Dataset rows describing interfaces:
"""

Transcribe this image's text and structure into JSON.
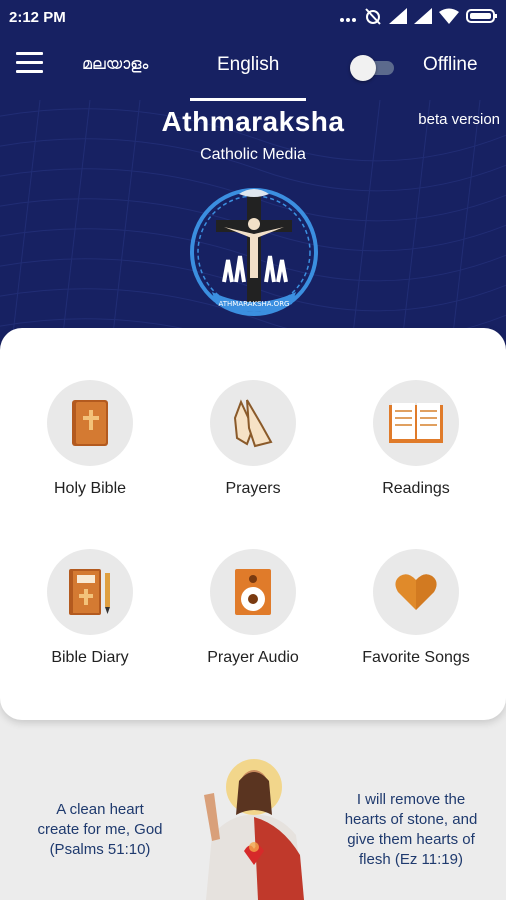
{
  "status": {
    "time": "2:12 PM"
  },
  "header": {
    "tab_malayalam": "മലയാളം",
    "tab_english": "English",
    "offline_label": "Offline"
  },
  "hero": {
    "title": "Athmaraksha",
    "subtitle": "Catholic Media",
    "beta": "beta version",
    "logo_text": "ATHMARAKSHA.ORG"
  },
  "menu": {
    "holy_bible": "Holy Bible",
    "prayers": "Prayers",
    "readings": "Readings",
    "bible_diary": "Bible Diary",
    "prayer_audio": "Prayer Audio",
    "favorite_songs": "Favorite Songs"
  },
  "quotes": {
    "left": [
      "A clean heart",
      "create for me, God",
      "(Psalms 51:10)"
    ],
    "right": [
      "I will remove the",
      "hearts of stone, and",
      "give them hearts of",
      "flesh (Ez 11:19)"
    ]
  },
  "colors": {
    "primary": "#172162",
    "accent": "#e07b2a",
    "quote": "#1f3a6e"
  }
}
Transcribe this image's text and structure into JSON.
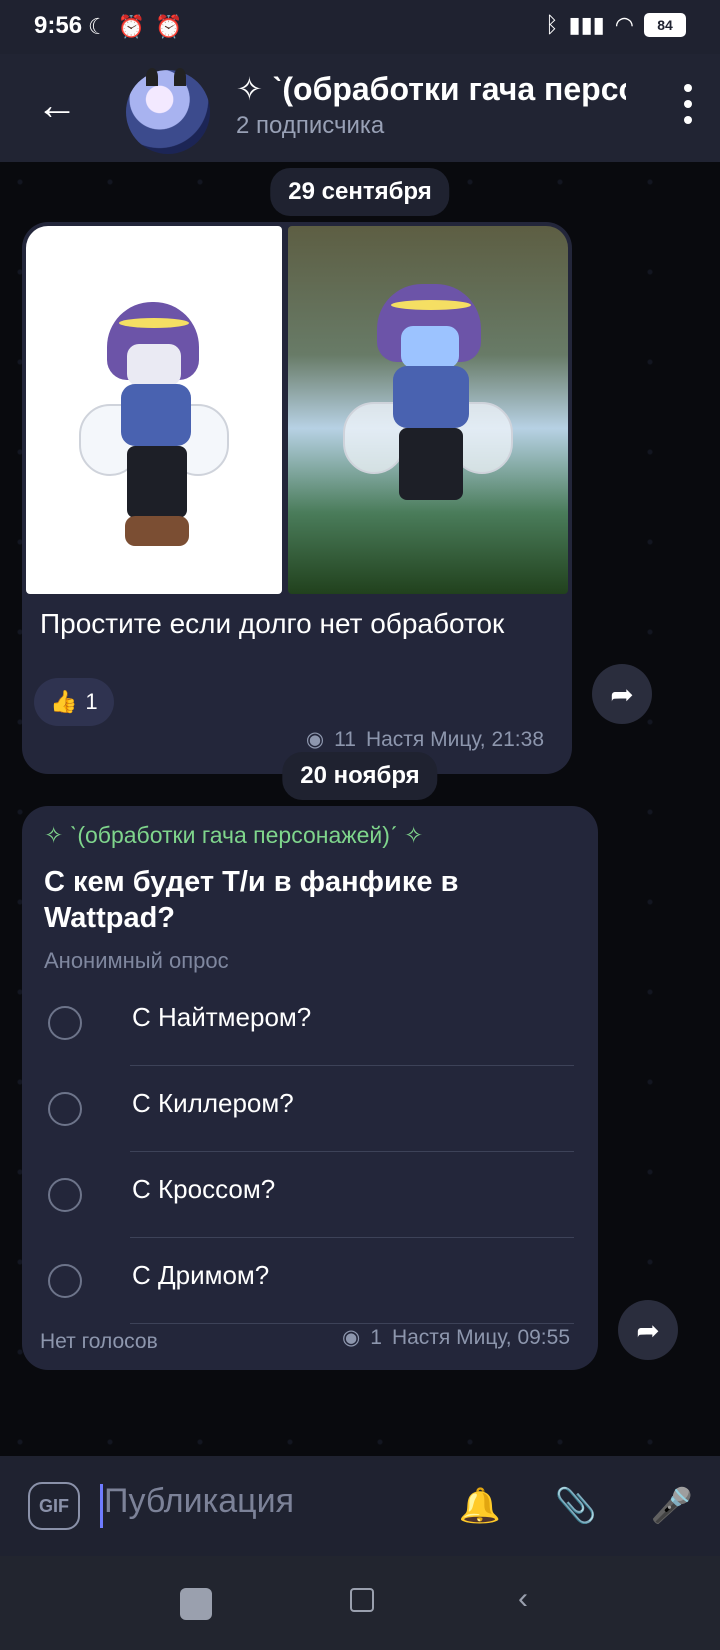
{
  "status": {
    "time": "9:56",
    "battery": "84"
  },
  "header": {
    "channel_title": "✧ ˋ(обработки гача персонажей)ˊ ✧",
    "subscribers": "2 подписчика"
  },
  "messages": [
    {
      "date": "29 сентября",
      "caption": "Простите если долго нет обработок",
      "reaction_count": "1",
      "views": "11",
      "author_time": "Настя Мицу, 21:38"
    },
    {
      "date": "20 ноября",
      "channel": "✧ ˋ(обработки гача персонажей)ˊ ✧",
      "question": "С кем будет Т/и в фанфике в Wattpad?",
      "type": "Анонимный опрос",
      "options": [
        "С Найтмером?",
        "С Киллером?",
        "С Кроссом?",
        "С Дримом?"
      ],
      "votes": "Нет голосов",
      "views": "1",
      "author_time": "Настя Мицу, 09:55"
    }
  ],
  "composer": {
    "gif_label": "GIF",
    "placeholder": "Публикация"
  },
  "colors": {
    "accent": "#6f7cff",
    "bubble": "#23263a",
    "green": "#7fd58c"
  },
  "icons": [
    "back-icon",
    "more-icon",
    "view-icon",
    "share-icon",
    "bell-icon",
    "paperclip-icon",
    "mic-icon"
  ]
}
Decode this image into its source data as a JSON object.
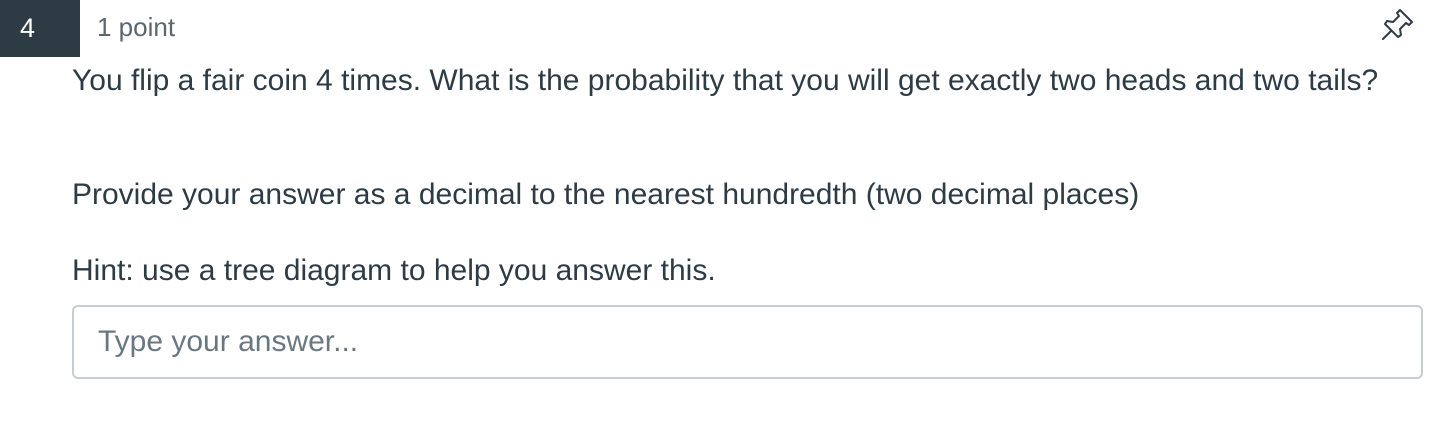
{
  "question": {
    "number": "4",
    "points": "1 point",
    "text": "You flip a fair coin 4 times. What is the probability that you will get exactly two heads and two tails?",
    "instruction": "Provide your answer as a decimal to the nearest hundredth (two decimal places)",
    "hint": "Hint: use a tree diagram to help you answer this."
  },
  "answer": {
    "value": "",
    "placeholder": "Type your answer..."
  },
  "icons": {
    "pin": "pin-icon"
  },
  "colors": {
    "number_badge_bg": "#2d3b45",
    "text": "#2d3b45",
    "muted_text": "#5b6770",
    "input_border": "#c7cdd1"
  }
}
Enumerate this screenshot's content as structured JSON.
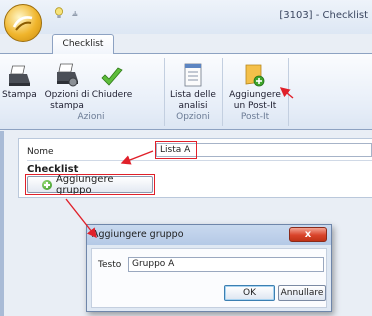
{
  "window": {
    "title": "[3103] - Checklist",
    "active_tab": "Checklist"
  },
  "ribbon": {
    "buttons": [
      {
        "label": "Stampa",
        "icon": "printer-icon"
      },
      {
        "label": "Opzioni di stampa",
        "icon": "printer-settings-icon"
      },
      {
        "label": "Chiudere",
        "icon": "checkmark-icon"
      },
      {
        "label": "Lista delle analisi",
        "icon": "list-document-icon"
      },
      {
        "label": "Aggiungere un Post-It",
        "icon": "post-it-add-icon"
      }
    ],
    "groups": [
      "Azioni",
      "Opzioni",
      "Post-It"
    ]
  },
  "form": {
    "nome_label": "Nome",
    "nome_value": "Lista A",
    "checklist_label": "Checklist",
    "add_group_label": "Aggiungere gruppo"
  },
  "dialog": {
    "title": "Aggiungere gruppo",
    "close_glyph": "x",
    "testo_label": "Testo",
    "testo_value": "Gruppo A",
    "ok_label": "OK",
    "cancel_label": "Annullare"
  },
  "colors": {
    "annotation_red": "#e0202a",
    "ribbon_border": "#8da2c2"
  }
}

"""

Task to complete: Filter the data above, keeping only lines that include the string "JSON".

Response box:
Transcribe this image's text and structure into JSON.
Transcribe this image's text and structure into JSON.
Decode this image into its source data as a JSON object.
Enumerate this screenshot's content as structured JSON.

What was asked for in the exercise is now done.